= WHAT NEEDS TO BE DONE =
Line count for the string "JSON": state how many lines in the records below hold it, giving only the number.

[Data extracted from a collection]
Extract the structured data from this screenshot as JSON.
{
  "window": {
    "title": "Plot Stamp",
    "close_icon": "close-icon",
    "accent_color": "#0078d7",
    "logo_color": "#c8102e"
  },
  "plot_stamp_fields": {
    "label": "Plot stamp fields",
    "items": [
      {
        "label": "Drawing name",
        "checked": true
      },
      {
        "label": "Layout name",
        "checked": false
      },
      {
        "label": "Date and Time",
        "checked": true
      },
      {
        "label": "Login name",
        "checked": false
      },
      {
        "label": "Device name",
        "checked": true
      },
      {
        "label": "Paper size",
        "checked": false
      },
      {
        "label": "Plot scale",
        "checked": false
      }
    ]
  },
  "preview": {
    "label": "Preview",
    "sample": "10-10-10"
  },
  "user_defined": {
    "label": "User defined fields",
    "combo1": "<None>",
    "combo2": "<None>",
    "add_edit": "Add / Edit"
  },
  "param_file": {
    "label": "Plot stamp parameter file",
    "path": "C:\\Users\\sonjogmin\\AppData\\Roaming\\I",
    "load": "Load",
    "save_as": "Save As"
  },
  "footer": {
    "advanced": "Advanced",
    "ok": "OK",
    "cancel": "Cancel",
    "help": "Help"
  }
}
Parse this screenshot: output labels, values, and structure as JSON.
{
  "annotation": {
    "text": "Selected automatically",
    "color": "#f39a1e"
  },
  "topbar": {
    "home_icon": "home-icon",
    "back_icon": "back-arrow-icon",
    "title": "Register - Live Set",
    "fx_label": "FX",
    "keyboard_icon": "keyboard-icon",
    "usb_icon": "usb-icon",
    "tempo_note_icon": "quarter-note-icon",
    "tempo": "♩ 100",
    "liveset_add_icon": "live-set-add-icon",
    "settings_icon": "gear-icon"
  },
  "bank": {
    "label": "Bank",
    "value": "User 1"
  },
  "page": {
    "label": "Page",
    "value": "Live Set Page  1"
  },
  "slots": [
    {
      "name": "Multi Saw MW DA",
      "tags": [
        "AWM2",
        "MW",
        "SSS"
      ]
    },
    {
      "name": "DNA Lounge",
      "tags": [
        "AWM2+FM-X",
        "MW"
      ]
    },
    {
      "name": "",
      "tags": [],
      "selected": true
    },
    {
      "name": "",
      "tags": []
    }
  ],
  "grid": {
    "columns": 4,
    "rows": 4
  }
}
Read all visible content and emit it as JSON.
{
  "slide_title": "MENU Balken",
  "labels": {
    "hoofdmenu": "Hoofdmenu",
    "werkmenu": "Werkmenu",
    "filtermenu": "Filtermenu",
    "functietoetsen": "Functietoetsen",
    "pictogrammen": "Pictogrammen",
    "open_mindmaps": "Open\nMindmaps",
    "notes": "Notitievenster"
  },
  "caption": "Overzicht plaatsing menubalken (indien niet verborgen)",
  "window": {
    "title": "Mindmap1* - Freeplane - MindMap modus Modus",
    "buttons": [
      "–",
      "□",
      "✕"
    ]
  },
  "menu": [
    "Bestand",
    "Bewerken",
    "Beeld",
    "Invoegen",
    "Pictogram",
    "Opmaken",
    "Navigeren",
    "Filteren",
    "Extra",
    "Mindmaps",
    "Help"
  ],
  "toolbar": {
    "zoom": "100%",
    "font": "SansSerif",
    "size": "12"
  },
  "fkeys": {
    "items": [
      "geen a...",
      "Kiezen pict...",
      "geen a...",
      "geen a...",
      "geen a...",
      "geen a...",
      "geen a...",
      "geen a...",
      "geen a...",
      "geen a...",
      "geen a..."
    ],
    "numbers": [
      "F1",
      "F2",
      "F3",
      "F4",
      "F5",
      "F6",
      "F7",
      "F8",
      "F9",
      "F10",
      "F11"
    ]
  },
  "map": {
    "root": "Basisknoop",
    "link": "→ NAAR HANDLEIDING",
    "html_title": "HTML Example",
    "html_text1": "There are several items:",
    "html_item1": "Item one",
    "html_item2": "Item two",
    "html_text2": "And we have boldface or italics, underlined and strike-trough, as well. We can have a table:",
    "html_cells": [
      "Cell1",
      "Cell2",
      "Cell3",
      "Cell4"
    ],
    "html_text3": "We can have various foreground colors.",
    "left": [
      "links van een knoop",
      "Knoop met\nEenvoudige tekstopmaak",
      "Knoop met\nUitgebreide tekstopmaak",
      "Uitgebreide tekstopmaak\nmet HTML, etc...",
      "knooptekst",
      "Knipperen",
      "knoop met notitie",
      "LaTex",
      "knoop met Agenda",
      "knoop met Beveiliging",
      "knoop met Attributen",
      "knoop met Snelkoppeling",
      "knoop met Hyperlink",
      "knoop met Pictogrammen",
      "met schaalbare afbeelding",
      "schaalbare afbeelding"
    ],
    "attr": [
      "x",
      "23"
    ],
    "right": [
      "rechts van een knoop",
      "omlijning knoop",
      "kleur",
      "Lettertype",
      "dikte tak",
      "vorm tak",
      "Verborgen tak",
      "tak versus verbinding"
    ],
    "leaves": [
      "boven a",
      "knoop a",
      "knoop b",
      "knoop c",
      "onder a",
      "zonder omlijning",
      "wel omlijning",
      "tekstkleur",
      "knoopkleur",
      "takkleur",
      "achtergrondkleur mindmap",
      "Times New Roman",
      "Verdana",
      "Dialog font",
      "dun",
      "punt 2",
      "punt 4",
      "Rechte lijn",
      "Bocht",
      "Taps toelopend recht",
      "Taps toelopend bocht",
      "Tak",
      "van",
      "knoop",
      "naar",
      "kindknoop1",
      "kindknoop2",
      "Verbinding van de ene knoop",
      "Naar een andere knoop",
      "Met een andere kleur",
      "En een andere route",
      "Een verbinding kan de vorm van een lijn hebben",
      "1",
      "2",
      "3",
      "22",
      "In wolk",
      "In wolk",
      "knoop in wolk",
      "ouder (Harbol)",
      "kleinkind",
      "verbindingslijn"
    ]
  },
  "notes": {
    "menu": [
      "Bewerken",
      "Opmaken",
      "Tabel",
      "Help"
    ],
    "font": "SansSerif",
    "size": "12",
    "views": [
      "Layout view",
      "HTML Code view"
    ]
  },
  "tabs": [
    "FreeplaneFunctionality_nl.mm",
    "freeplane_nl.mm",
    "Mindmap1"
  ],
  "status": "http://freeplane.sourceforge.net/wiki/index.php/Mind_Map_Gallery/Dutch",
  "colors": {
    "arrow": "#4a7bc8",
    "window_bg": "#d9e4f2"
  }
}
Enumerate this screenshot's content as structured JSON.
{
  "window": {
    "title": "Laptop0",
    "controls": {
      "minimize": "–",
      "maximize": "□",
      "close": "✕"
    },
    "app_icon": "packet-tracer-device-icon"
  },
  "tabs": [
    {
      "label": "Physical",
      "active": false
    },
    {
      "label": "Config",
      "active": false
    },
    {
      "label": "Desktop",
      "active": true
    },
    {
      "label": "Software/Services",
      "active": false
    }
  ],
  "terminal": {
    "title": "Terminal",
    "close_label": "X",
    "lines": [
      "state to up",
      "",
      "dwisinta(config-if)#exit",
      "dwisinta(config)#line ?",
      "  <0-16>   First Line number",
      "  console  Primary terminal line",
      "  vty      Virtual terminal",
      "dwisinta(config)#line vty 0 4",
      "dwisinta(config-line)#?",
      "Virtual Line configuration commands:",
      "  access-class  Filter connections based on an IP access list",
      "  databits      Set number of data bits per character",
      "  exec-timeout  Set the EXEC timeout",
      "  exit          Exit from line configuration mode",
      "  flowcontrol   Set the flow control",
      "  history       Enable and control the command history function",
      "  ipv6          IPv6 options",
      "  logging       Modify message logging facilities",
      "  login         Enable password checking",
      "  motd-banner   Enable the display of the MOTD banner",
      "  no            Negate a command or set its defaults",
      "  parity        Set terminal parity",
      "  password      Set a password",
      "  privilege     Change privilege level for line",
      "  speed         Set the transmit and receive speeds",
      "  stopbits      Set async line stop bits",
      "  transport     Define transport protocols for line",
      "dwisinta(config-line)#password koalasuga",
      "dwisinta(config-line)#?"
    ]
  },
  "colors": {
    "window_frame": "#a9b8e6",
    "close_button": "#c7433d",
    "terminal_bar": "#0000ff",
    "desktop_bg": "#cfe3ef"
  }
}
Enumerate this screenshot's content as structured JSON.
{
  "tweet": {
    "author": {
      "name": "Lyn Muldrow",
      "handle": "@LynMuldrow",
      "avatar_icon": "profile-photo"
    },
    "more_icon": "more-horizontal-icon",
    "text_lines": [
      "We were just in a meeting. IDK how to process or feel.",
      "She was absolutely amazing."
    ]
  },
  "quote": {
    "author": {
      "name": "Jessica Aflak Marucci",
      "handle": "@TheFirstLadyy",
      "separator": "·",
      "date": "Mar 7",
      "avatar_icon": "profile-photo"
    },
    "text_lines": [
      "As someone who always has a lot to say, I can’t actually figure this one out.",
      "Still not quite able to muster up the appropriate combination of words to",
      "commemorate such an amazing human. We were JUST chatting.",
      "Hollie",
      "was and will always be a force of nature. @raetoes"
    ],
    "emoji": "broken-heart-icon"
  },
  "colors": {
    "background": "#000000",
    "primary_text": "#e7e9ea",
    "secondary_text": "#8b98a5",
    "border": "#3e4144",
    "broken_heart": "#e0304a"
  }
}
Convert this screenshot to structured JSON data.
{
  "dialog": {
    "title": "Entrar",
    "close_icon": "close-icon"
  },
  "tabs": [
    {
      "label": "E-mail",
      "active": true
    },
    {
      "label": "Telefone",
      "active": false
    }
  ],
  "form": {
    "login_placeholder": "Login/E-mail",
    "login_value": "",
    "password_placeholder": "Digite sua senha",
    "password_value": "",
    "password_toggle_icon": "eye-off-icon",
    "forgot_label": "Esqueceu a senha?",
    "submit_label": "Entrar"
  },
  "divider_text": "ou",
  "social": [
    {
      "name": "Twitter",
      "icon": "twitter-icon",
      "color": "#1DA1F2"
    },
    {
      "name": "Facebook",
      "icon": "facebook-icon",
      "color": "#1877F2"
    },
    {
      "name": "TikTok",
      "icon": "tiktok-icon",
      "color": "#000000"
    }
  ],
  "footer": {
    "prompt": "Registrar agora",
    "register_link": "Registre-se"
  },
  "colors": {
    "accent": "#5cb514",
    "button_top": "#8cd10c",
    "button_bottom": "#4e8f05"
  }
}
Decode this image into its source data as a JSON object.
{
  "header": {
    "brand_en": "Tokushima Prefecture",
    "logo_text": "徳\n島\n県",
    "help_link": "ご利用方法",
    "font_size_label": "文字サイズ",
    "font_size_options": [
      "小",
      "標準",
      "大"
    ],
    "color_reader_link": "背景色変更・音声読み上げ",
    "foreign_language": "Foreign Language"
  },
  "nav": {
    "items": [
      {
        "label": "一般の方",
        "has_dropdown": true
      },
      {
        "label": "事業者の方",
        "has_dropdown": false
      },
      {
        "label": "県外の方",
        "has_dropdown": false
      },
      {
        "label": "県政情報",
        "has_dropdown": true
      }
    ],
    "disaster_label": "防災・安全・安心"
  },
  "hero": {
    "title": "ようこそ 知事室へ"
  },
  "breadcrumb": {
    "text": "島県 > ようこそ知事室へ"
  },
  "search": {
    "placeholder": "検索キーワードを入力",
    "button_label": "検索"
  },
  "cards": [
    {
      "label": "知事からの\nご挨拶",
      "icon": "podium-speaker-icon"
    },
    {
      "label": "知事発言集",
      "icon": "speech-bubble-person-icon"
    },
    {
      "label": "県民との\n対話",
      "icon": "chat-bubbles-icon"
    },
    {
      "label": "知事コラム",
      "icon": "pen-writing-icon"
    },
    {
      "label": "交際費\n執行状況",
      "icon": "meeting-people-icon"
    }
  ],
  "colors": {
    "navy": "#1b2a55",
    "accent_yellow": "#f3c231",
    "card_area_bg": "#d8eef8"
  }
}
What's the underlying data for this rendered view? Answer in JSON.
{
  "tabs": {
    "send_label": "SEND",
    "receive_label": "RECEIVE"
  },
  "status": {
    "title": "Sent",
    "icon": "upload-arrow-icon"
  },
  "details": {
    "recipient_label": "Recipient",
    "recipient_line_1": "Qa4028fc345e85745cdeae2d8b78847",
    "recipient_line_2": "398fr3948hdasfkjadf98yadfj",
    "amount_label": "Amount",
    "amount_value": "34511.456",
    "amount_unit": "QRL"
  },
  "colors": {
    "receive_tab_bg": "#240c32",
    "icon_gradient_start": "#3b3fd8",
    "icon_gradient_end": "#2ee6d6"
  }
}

= SOLUTION TO THIS TASK =
8